By Petre Motiu
“Anthem” is a game that is hamstrung by not only itself, but by its environment. Starting as “Project Dylan” in its formative years, Bioware, the studio responsible for “Anthem’s” development, wanted to take a shot at the shooter genre of games that have exploded in popularity in the past seven years. “Anthem” is a big step away from its comfort zone of single-player role games. The role-playing game genre has been Bioware’s bread and butter since its inception and has done well from “Baldur’s Gate” all the way up to “Mass Effect 3.”
The retail release of “Anthem” also brings up once again the pertinent point of games as a service. The concept of this term is the ability for game companies to keep the attention of their audience through the rollout of content after the initial release of a game. This industry practice sorely needs to retire. This is because the expectation of this concept has severely warped over the years. No longer will a game come out finished, but in a state where it’s barely playable and still has a long road ahead of it. A higher standard needs to be observed when it comes to the release of AAA games, especially “Anthem”. Good things take time.

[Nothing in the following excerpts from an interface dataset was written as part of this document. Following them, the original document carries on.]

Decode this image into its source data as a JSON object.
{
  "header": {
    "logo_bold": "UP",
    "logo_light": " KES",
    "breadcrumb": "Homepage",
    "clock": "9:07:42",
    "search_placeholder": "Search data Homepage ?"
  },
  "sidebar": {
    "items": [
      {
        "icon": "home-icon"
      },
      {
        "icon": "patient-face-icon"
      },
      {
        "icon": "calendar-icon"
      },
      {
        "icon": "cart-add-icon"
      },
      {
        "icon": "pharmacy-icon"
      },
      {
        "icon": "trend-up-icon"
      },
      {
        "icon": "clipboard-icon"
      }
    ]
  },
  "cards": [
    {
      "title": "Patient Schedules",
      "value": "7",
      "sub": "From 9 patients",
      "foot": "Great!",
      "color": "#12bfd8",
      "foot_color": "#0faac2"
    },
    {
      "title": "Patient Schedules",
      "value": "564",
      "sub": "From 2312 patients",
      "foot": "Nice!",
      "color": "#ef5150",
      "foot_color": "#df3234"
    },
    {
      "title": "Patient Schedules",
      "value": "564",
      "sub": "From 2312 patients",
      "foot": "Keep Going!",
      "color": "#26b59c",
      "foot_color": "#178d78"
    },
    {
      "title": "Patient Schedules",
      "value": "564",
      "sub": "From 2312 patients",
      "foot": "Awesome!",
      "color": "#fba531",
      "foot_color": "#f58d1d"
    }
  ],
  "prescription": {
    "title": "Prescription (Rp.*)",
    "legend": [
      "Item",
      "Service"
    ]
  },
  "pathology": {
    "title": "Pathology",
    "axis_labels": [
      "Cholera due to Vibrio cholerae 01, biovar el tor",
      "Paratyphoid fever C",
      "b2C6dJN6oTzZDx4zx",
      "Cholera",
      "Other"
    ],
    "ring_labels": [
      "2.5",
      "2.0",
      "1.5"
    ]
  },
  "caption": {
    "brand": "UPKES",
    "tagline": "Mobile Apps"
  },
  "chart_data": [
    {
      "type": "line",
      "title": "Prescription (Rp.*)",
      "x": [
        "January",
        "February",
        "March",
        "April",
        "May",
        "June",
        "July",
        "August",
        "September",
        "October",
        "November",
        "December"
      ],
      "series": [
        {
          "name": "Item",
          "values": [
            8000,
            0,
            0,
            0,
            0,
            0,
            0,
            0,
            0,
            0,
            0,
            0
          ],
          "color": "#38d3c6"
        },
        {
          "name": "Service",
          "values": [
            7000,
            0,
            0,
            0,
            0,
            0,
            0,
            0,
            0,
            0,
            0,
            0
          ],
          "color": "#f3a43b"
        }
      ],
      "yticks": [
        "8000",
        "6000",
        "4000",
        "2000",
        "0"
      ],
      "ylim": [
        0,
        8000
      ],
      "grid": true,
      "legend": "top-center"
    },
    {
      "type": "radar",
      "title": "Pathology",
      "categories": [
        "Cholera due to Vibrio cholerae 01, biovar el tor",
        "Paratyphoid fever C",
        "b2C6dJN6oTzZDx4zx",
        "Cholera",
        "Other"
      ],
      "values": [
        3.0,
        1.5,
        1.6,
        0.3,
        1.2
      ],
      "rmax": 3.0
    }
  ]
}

The mechanics of the game, however, are rock solid. The job of creating the Iron Man fantasy is deftly accomplished from how every class flies to the impact of the abilities and weapons that are used in gameplay. It is borderline addicting to participate in.
At the same time, the combo system is a cleverly built mechanic that engenders teamwork as well as a spectacle of explosions that never gets old. The main story, while lackluster in its narrative progression and delivery, has characters that feel realistic thanks to improvements in facial capture technology
But, unfortunately, this is where the fun stops. “Anthem” is hamstrung by user interface (UI) elements, connectivity issues as well as overall stability. Recently PlayStation 4 players encountered difficulties signing on to “Anthem” and playing.
Even in the face of all of these problems, Bioware is still staying resolute and committed to improving “Anthem” step by step until it reaches a point where it is stable to play and perform well.
Until then, all players can do is play as the game intended, warts and all, while waiting for Bioware to deliver on its promise and get help from its passionate fanbase to spot out discrepancies and iron out its wrinkles. A tall order and long haul indeed.